App and web page records:

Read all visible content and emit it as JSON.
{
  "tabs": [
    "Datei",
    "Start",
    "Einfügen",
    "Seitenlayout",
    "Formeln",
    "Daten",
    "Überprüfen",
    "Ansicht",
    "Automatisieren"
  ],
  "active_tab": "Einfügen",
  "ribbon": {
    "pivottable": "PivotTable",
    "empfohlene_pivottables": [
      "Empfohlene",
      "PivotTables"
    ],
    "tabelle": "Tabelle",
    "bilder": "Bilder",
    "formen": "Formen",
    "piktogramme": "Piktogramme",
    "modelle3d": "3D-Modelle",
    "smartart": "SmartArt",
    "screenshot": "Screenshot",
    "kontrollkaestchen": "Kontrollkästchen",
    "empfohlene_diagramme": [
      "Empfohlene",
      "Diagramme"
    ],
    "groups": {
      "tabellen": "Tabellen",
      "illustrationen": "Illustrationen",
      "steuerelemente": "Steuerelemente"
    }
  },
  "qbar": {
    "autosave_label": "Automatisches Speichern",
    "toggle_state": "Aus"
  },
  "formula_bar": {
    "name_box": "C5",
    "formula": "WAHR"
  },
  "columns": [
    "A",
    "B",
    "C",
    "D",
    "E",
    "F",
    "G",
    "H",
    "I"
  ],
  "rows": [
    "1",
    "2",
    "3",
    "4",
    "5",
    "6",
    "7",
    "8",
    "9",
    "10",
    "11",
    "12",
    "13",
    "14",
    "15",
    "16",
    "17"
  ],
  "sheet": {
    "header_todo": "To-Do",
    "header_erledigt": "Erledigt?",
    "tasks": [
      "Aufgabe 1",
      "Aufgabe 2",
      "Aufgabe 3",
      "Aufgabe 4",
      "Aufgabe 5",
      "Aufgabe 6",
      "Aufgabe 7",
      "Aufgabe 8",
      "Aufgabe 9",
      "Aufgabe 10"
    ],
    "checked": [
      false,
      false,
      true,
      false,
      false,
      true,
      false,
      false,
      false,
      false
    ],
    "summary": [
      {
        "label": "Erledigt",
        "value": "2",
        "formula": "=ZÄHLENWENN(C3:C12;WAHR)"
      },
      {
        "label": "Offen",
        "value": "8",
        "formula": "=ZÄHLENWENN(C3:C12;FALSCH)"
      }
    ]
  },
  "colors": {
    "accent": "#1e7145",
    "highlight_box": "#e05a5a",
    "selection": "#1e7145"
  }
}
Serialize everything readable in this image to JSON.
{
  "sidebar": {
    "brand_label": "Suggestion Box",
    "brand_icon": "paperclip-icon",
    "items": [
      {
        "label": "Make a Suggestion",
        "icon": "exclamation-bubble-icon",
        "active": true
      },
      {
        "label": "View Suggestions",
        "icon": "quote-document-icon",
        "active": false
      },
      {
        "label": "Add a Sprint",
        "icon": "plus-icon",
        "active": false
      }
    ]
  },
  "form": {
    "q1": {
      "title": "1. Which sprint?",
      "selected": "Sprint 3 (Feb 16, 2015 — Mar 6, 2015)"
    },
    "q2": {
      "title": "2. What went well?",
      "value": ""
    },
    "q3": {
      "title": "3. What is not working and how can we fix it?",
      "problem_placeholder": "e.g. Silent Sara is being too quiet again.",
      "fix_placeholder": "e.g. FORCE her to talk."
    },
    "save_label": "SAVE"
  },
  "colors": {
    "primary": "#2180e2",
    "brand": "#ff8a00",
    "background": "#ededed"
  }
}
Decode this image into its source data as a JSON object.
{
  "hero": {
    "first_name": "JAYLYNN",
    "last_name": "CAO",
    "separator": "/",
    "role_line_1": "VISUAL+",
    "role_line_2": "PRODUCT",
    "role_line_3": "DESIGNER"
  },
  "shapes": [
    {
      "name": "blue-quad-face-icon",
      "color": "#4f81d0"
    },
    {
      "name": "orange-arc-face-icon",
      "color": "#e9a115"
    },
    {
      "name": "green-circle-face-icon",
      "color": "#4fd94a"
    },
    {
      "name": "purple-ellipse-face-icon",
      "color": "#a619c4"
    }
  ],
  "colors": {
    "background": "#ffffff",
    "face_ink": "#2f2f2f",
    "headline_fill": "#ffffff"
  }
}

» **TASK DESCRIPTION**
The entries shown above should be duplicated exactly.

» **RESULT OF THIS EXERCISE**
Read all visible content and emit it as JSON.
{
  "tabs": [
    "Datei",
    "Start",
    "Einfügen",
    "Seitenlayout",
    "Formeln",
    "Daten",
    "Überprüfen",
    "Ansicht",
    "Automatisieren"
  ],
  "active_tab": "Einfügen",
  "ribbon": {
    "pivottable": "PivotTable",
    "empfohlene_pivottables": [
      "Empfohlene",
      "PivotTables"
    ],
    "tabelle": "Tabelle",
    "bilder": "Bilder",
    "formen": "Formen",
    "piktogramme": "Piktogramme",
    "modelle3d": "3D-Modelle",
    "smartart": "SmartArt",
    "screenshot": "Screenshot",
    "kontrollkaestchen": "Kontrollkästchen",
    "empfohlene_diagramme": [
      "Empfohlene",
      "Diagramme"
    ],
    "groups": {
      "tabellen": "Tabellen",
      "illustrationen": "Illustrationen",
      "steuerelemente": "Steuerelemente"
    }
  },
  "qbar": {
    "autosave_label": "Automatisches Speichern",
    "toggle_state": "Aus"
  },
  "formula_bar": {
    "name_box": "C5",
    "formula": "WAHR"
  },
  "columns": [
    "A",
    "B",
    "C",
    "D",
    "E",
    "F",
    "G",
    "H",
    "I"
  ],
  "rows": [
    "1",
    "2",
    "3",
    "4",
    "5",
    "6",
    "7",
    "8",
    "9",
    "10",
    "11",
    "12",
    "13",
    "14",
    "15",
    "16",
    "17"
  ],
  "sheet": {
    "header_todo": "To-Do",
    "header_erledigt": "Erledigt?",
    "tasks": [
      "Aufgabe 1",
      "Aufgabe 2",
      "Aufgabe 3",
      "Aufgabe 4",
      "Aufgabe 5",
      "Aufgabe 6",
      "Aufgabe 7",
      "Aufgabe 8",
      "Aufgabe 9",
      "Aufgabe 10"
    ],
    "checked": [
      false,
      false,
      true,
      false,
      false,
      true,
      false,
      false,
      false,
      false
    ],
    "summary": [
      {
        "label": "Erledigt",
        "value": "2",
        "formula": "=ZÄHLENWENN(C3:C12;WAHR)"
      },
      {
        "label": "Offen",
        "value": "8",
        "formula": "=ZÄHLENWENN(C3:C12;FALSCH)"
      }
    ]
  },
  "colors": {
    "accent": "#1e7145",
    "highlight_box": "#e05a5a",
    "selection": "#1e7145"
  }
}
Serialize everything readable in this image to JSON.
{
  "sidebar": {
    "brand_label": "Suggestion Box",
    "brand_icon": "paperclip-icon",
    "items": [
      {
        "label": "Make a Suggestion",
        "icon": "exclamation-bubble-icon",
        "active": true
      },
      {
        "label": "View Suggestions",
        "icon": "quote-document-icon",
        "active": false
      },
      {
        "label": "Add a Sprint",
        "icon": "plus-icon",
        "active": false
      }
    ]
  },
  "form": {
    "q1": {
      "title": "1. Which sprint?",
      "selected": "Sprint 3 (Feb 16, 2015 — Mar 6, 2015)"
    },
    "q2": {
      "title": "2. What went well?",
      "value": ""
    },
    "q3": {
      "title": "3. What is not working and how can we fix it?",
      "problem_placeholder": "e.g. Silent Sara is being too quiet again.",
      "fix_placeholder": "e.g. FORCE her to talk."
    },
    "save_label": "SAVE"
  },
  "colors": {
    "primary": "#2180e2",
    "brand": "#ff8a00",
    "background": "#ededed"
  }
}
Decode this image into its source data as a JSON object.
{
  "hero": {
    "first_name": "JAYLYNN",
    "last_name": "CAO",
    "separator": "/",
    "role_line_1": "VISUAL+",
    "role_line_2": "PRODUCT",
    "role_line_3": "DESIGNER"
  },
  "shapes": [
    {
      "name": "blue-quad-face-icon",
      "color": "#4f81d0"
    },
    {
      "name": "orange-arc-face-icon",
      "color": "#e9a115"
    },
    {
      "name": "green-circle-face-icon",
      "color": "#4fd94a"
    },
    {
      "name": "purple-ellipse-face-icon",
      "color": "#a619c4"
    }
  ],
  "colors": {
    "background": "#ffffff",
    "face_ink": "#2f2f2f",
    "headline_fill": "#ffffff"
  }
}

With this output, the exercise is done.